(WHAT YOU NEED TO DO) Would you please repeat the material exactly, from the first line to the last?

(MATERIAL PROVIDED)

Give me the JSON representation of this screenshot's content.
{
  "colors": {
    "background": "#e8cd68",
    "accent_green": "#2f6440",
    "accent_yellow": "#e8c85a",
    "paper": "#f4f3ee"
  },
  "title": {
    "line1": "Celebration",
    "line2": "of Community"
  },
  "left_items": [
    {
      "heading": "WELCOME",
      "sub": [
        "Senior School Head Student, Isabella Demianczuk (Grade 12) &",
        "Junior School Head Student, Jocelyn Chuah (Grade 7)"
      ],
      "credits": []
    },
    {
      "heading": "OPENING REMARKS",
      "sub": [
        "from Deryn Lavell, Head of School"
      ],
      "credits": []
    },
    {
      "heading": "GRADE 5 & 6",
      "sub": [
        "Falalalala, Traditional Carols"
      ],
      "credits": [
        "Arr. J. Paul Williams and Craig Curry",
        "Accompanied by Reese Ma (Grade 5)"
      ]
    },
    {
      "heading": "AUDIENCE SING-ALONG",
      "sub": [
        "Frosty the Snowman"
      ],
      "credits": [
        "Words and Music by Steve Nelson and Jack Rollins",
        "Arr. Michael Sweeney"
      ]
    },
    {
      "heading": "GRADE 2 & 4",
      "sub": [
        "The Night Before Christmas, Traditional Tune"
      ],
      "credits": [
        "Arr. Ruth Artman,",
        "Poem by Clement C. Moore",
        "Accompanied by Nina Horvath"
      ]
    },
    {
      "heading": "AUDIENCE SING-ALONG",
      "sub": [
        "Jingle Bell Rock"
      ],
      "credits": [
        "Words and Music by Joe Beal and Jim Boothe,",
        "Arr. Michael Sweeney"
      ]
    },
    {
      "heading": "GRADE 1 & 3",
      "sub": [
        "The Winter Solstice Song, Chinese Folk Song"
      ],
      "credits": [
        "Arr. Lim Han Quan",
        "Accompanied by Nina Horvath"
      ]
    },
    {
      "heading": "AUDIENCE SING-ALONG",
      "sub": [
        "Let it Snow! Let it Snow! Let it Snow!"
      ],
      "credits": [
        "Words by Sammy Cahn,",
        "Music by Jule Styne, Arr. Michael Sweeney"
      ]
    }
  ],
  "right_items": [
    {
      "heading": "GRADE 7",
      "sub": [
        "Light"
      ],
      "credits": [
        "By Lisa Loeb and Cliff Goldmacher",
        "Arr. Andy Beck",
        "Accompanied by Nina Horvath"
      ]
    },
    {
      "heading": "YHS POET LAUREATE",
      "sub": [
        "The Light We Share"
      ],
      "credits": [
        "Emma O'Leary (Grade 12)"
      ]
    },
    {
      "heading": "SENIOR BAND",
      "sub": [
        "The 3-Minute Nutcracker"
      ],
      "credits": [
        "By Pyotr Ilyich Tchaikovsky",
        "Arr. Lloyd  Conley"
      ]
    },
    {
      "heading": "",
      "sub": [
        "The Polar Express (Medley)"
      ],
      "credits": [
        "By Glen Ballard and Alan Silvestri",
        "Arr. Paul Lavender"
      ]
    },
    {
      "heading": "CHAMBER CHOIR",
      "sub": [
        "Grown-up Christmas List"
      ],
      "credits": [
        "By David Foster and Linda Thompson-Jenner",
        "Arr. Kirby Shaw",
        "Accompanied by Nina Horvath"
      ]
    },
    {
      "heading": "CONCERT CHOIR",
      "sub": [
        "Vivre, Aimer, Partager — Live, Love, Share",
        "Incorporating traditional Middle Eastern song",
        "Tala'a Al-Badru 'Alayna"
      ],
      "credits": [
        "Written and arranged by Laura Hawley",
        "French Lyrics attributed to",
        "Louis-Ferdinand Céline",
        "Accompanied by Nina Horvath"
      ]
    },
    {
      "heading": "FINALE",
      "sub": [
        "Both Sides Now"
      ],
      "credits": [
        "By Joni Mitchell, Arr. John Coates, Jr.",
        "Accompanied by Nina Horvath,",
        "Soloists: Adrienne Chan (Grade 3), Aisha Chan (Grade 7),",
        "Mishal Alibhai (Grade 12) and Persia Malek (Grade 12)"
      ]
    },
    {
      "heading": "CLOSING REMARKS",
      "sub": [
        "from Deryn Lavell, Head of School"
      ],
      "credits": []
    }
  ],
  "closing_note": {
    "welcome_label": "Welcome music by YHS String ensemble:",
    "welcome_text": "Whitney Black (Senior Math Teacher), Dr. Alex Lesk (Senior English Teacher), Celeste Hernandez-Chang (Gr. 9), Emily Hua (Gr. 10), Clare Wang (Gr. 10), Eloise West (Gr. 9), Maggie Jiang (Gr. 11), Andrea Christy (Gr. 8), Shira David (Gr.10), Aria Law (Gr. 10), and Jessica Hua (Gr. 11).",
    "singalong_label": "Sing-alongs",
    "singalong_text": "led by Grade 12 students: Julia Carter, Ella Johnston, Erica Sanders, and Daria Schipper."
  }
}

(RESPONSE TO THIS EXERCISE)
Give me the JSON representation of this screenshot's content.
{
  "colors": {
    "background": "#e8cd68",
    "accent_green": "#2f6440",
    "accent_yellow": "#e8c85a",
    "paper": "#f4f3ee"
  },
  "title": {
    "line1": "Celebration",
    "line2": "of Community"
  },
  "left_items": [
    {
      "heading": "WELCOME",
      "sub": [
        "Senior School Head Student, Isabella Demianczuk (Grade 12) &",
        "Junior School Head Student, Jocelyn Chuah (Grade 7)"
      ],
      "credits": []
    },
    {
      "heading": "OPENING REMARKS",
      "sub": [
        "from Deryn Lavell, Head of School"
      ],
      "credits": []
    },
    {
      "heading": "GRADE 5 & 6",
      "sub": [
        "Falalalala, Traditional Carols"
      ],
      "credits": [
        "Arr. J. Paul Williams and Craig Curry",
        "Accompanied by Reese Ma (Grade 5)"
      ]
    },
    {
      "heading": "AUDIENCE SING-ALONG",
      "sub": [
        "Frosty the Snowman"
      ],
      "credits": [
        "Words and Music by Steve Nelson and Jack Rollins",
        "Arr. Michael Sweeney"
      ]
    },
    {
      "heading": "GRADE 2 & 4",
      "sub": [
        "The Night Before Christmas, Traditional Tune"
      ],
      "credits": [
        "Arr. Ruth Artman,",
        "Poem by Clement C. Moore",
        "Accompanied by Nina Horvath"
      ]
    },
    {
      "heading": "AUDIENCE SING-ALONG",
      "sub": [
        "Jingle Bell Rock"
      ],
      "credits": [
        "Words and Music by Joe Beal and Jim Boothe,",
        "Arr. Michael Sweeney"
      ]
    },
    {
      "heading": "GRADE 1 & 3",
      "sub": [
        "The Winter Solstice Song, Chinese Folk Song"
      ],
      "credits": [
        "Arr. Lim Han Quan",
        "Accompanied by Nina Horvath"
      ]
    },
    {
      "heading": "AUDIENCE SING-ALONG",
      "sub": [
        "Let it Snow! Let it Snow! Let it Snow!"
      ],
      "credits": [
        "Words by Sammy Cahn,",
        "Music by Jule Styne, Arr. Michael Sweeney"
      ]
    }
  ],
  "right_items": [
    {
      "heading": "GRADE 7",
      "sub": [
        "Light"
      ],
      "credits": [
        "By Lisa Loeb and Cliff Goldmacher",
        "Arr. Andy Beck",
        "Accompanied by Nina Horvath"
      ]
    },
    {
      "heading": "YHS POET LAUREATE",
      "sub": [
        "The Light We Share"
      ],
      "credits": [
        "Emma O'Leary (Grade 12)"
      ]
    },
    {
      "heading": "SENIOR BAND",
      "sub": [
        "The 3-Minute Nutcracker"
      ],
      "credits": [
        "By Pyotr Ilyich Tchaikovsky",
        "Arr. Lloyd  Conley"
      ]
    },
    {
      "heading": "",
      "sub": [
        "The Polar Express (Medley)"
      ],
      "credits": [
        "By Glen Ballard and Alan Silvestri",
        "Arr. Paul Lavender"
      ]
    },
    {
      "heading": "CHAMBER CHOIR",
      "sub": [
        "Grown-up Christmas List"
      ],
      "credits": [
        "By David Foster and Linda Thompson-Jenner",
        "Arr. Kirby Shaw",
        "Accompanied by Nina Horvath"
      ]
    },
    {
      "heading": "CONCERT CHOIR",
      "sub": [
        "Vivre, Aimer, Partager — Live, Love, Share",
        "Incorporating traditional Middle Eastern song",
        "Tala'a Al-Badru 'Alayna"
      ],
      "credits": [
        "Written and arranged by Laura Hawley",
        "French Lyrics attributed to",
        "Louis-Ferdinand Céline",
        "Accompanied by Nina Horvath"
      ]
    },
    {
      "heading": "FINALE",
      "sub": [
        "Both Sides Now"
      ],
      "credits": [
        "By Joni Mitchell, Arr. John Coates, Jr.",
        "Accompanied by Nina Horvath,",
        "Soloists: Adrienne Chan (Grade 3), Aisha Chan (Grade 7),",
        "Mishal Alibhai (Grade 12) and Persia Malek (Grade 12)"
      ]
    },
    {
      "heading": "CLOSING REMARKS",
      "sub": [
        "from Deryn Lavell, Head of School"
      ],
      "credits": []
    }
  ],
  "closing_note": {
    "welcome_label": "Welcome music by YHS String ensemble:",
    "welcome_text": "Whitney Black (Senior Math Teacher), Dr. Alex Lesk (Senior English Teacher), Celeste Hernandez-Chang (Gr. 9), Emily Hua (Gr. 10), Clare Wang (Gr. 10), Eloise West (Gr. 9), Maggie Jiang (Gr. 11), Andrea Christy (Gr. 8), Shira David (Gr.10), Aria Law (Gr. 10), and Jessica Hua (Gr. 11).",
    "singalong_label": "Sing-alongs",
    "singalong_text": "led by Grade 12 students: Julia Carter, Ella Johnston, Erica Sanders, and Daria Schipper."
  }
}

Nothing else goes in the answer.